For a man who swears to be laser-focused on ridding the world of regulatory red tape, EPA Administrator Scott Pruitt sure has a funny way of showing it.
Indeed, Mr. Pruitt appears to be something of a red tape-generating savant.
On Monday, our organization responded to a request for information from the EPA about regulating carbon emissions from power plants. Which might sound familiar, because we’ve already done that. In fact, we and several million others have already done that multiple times over. What’s more, the agency itself has already gone down this road, from thinking about it, to issuing and responding to comments about it, to—you guessed it—even publishing a rule on this very topic just a few years ago.
Yet here we are again, answering questions the agency already knows the answer to, responding to challenges the agency has already resolved.
Surely there are better uses of taxpayer dollars and government time.
Surely, that is, except according to Scott Pruitt.
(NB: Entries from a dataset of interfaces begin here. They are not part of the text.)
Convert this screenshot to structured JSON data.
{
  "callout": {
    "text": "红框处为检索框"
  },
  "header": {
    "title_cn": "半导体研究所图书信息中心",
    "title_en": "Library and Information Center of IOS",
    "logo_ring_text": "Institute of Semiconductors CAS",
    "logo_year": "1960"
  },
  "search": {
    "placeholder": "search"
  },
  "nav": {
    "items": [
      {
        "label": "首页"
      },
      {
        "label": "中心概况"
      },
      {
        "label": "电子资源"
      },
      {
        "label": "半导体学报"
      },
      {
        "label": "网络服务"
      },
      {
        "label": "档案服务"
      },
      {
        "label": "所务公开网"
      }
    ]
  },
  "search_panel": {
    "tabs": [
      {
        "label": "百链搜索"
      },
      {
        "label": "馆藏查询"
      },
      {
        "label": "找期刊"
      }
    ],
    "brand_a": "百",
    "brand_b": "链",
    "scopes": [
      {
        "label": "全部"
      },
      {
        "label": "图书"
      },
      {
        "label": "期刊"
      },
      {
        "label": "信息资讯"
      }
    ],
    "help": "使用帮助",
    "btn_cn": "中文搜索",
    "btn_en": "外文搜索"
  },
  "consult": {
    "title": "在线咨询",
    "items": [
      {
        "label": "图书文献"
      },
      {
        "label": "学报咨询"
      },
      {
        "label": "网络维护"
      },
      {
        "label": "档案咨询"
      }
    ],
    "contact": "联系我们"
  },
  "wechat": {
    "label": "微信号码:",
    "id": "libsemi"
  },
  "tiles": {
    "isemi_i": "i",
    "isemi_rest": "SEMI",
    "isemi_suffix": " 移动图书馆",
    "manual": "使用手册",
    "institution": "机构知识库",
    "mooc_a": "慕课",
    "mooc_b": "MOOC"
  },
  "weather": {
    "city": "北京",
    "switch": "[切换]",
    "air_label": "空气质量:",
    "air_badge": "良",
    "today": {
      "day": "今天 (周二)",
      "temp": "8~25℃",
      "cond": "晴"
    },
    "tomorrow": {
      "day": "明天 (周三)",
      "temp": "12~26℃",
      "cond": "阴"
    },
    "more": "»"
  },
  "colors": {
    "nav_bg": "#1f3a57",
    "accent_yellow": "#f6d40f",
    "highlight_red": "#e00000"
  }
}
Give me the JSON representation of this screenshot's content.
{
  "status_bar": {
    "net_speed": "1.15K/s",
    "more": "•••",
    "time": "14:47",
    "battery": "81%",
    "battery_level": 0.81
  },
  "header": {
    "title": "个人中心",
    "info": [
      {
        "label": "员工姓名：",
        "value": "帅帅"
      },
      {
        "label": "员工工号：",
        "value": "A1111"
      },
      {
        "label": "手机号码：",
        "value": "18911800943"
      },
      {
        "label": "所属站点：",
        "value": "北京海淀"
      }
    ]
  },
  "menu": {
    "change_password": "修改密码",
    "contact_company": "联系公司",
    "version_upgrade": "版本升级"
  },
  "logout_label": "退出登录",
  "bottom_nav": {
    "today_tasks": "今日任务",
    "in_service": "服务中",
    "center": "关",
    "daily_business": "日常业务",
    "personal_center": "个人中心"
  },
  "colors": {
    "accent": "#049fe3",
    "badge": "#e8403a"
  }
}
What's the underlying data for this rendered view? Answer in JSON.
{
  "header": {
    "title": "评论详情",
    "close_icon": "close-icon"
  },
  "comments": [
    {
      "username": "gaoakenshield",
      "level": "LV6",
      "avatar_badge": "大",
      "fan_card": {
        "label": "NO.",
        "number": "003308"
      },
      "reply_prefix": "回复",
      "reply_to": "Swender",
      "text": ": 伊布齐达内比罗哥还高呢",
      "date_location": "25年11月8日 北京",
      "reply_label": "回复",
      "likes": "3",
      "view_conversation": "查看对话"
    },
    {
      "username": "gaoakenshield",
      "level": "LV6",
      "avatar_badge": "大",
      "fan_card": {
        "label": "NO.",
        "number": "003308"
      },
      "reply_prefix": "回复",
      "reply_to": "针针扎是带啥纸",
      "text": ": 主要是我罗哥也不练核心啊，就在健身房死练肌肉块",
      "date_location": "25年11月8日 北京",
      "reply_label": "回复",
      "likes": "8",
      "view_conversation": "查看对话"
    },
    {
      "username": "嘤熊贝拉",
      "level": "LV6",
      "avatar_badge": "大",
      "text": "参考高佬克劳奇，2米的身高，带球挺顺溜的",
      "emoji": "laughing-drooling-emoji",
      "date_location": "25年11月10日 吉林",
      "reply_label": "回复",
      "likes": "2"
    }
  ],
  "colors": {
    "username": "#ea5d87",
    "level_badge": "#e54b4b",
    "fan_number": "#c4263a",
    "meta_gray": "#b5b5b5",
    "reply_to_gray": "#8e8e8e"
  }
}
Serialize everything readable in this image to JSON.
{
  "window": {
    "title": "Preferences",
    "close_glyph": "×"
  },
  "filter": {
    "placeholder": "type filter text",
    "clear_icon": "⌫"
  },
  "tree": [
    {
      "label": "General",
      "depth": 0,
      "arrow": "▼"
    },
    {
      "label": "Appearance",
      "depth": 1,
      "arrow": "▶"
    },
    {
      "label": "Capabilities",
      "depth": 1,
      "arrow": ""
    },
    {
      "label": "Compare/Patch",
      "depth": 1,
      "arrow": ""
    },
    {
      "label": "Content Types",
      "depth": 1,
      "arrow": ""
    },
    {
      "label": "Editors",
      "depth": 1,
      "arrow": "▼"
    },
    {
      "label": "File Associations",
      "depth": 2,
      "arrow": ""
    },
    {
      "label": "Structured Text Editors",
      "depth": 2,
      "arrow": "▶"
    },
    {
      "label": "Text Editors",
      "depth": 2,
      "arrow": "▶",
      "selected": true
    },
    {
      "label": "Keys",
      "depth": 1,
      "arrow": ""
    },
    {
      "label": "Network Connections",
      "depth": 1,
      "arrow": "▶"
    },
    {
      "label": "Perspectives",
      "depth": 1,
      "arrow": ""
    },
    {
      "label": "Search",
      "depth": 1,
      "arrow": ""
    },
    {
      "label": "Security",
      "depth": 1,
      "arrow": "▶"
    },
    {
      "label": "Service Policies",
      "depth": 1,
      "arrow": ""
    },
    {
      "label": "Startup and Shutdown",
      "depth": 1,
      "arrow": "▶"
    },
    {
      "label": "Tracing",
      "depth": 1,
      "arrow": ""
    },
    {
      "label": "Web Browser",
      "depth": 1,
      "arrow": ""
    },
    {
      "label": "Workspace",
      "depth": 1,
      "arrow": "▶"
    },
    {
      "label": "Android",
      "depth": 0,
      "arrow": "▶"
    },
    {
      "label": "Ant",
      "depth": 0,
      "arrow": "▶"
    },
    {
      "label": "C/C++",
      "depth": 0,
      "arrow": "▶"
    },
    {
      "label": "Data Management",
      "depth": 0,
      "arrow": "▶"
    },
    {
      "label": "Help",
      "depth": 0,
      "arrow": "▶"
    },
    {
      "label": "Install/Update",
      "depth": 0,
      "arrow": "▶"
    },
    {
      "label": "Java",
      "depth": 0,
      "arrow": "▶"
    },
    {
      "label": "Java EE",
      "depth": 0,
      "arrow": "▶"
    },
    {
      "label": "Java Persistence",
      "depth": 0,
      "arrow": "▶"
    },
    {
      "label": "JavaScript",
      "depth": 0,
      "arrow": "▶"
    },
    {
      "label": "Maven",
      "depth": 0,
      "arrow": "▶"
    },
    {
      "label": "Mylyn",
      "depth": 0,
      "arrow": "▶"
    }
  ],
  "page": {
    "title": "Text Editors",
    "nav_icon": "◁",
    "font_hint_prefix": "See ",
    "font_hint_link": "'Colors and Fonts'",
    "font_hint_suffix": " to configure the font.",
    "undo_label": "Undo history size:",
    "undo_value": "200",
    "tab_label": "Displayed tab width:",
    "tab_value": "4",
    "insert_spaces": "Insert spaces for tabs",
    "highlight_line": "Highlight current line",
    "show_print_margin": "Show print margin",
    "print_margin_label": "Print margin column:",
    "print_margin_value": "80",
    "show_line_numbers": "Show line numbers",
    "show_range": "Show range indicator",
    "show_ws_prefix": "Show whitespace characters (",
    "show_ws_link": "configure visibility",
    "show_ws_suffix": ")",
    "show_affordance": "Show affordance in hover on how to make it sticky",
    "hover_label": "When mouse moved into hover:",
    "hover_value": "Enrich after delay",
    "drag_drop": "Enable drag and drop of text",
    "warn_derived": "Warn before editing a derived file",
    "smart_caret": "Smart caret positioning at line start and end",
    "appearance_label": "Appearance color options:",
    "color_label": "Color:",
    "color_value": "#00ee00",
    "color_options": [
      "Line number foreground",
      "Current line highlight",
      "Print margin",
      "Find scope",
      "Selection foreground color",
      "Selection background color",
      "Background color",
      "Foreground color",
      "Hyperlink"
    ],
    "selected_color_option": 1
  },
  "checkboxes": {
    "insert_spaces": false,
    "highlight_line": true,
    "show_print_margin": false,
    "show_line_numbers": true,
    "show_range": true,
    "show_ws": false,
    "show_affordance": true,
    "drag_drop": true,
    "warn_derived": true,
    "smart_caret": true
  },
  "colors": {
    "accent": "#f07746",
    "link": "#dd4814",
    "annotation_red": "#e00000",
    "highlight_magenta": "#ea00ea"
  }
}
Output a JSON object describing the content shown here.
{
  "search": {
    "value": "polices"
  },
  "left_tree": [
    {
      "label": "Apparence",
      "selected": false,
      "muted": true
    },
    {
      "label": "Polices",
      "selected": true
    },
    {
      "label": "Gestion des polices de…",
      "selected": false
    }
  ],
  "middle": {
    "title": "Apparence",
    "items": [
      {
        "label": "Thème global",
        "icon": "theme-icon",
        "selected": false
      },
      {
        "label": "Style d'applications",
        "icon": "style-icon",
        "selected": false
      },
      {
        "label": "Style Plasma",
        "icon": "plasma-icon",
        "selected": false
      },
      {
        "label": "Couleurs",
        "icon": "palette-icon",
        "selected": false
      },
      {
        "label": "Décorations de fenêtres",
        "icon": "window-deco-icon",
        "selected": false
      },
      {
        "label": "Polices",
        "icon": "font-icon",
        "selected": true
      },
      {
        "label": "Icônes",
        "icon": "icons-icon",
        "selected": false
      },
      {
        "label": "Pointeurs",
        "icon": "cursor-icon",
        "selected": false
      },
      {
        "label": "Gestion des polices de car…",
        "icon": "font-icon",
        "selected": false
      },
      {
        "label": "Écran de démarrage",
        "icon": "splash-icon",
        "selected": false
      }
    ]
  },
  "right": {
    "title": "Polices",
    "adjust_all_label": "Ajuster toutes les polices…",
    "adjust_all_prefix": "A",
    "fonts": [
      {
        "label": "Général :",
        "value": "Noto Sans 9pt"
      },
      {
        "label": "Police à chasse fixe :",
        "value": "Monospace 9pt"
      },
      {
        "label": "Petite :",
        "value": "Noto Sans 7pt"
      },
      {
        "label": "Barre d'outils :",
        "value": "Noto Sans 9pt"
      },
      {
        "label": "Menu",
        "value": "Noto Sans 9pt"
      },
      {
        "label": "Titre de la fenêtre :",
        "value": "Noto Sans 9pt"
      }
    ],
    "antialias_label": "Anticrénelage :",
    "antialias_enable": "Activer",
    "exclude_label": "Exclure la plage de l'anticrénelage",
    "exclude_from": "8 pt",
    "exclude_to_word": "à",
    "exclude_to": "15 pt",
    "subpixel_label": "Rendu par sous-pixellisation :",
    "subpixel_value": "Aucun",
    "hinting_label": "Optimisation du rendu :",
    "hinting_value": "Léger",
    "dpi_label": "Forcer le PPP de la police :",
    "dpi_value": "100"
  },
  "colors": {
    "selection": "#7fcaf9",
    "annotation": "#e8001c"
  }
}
That’s because although the EPA is statutorily required to act on climate, the man who made a career out of serving as an eager and willing mouthpiece for oil and gas corporations would really rather not. So what’s he do instead? Wield the rulemaking process as a red tape machine, churning out bright red bows for the fossil fuel industry while tangling up the legs of forward progress for all the rest.
No, no, you’re right—we’ve definitely done this before
Here’s the thing: the scientific and legal backing for the EPA’s regulation of carbon emissions from power plants is remarkably robust, and the record to support it lengthy:
- In 2007, the Supreme Court ruled in Massachusetts v. EPA that the agency had the authority to regulate greenhouse gas emissions.
- In 2009, the EPA completed its Endangerment and Cause or Contribute Findings, which confirmed the agency’s obligation to act on greenhouse gas emissions from power plants.
- In 2015, the EPA issued a final version of those required standards in the form of the Clean Power Plan, the product of a robust and years long rulemaking process.
But then came 2017, and Scott Pruitt appointed as EPA administrator. Though the facts haven’t changed, forward progress has been spinning its wheels ever since.
Unreasonably narrow, inappropriately weak
The Trump Administration cast a long shadow over the Clean Power Plan with its Executive Order on Energy Independence in March 2017, but the rule’s proposed repeal wasn’t actually issued until last October. The agency is still taking comment on that proposal, which, in addition to making a mockery of the value of human health and the environment, attempts to reinterpret the Clean Air Act as well as how the power system works in order to avoid the need for meaningful regulatory action.
At the same time, because the agency is statutorily required to act, the EPA followed up with an advance notice of proposed rulemaking (ANPR) in December 2017 to simply consider how it might go about regulating greenhouse gas emissions in line with this new interpretation. The result was a remarkably transparent attempt to waste time, ignore facts, and abdicate the agency’s foremost responsibility of protecting human health and the environment.
- The ANPR gets off to a rocky start by prejudging the outcome of the ongoing—and ostensibly unbiased and objective—proposed repeal’s rulemaking process, limiting the agency’s interest in information to only that which conforms with an incredibly narrow interpretation of compliance.
- The ANPR repeatedly solicits comment suggesting an overarching motivation that is not rooted in limiting power sector carbon emissions, but rather in finding ways to limit the agency’s own role and responsibilities on this front—up to and including whether the EPA should set limits at all.
- The ANPR actively ignores the existence of our ever-improving understanding of the costs of climate impacts, as well as the ever-improving fundamentals of clean energy resources. Instead of looking for ways to weaken the Clean Power Plan, the EPA should—must—be doing everything it can to strengthen it, in turn delivering significant near and long-term health benefits to communities around the country while at the same time contributing to global efforts to limit climate change.
Ultimately, the ANPR does little more than crystallize just how much Scott Pruitt does not care about his charge as EPA Administrator, instead advancing cynical charades at the expense of the health and well-being of Americans, now and in the future.
Why we still fight
And yet, we still submitted comments on Monday.
Alongside 250,000 others.
We did this despite knowing that the EPA issued its request for comment with the sole purpose of delaying a statutory requirement to act. We did this despite recognizing that the EPA has shown no signs that it will truly consider our response.
We did this by the hundreds of thousands because respect for our institutions demands nothing less.
Scott Pruitt has made abundantly clear he holds no respect for the mission of the agency he has been appointed to direct, but the thing is, the rest of us still do. So when the agency asks us to write, we write. And when the time comes that the courts rule on the agency’s need to act, all of our many words will be there, waiting and ready to fight the good fight.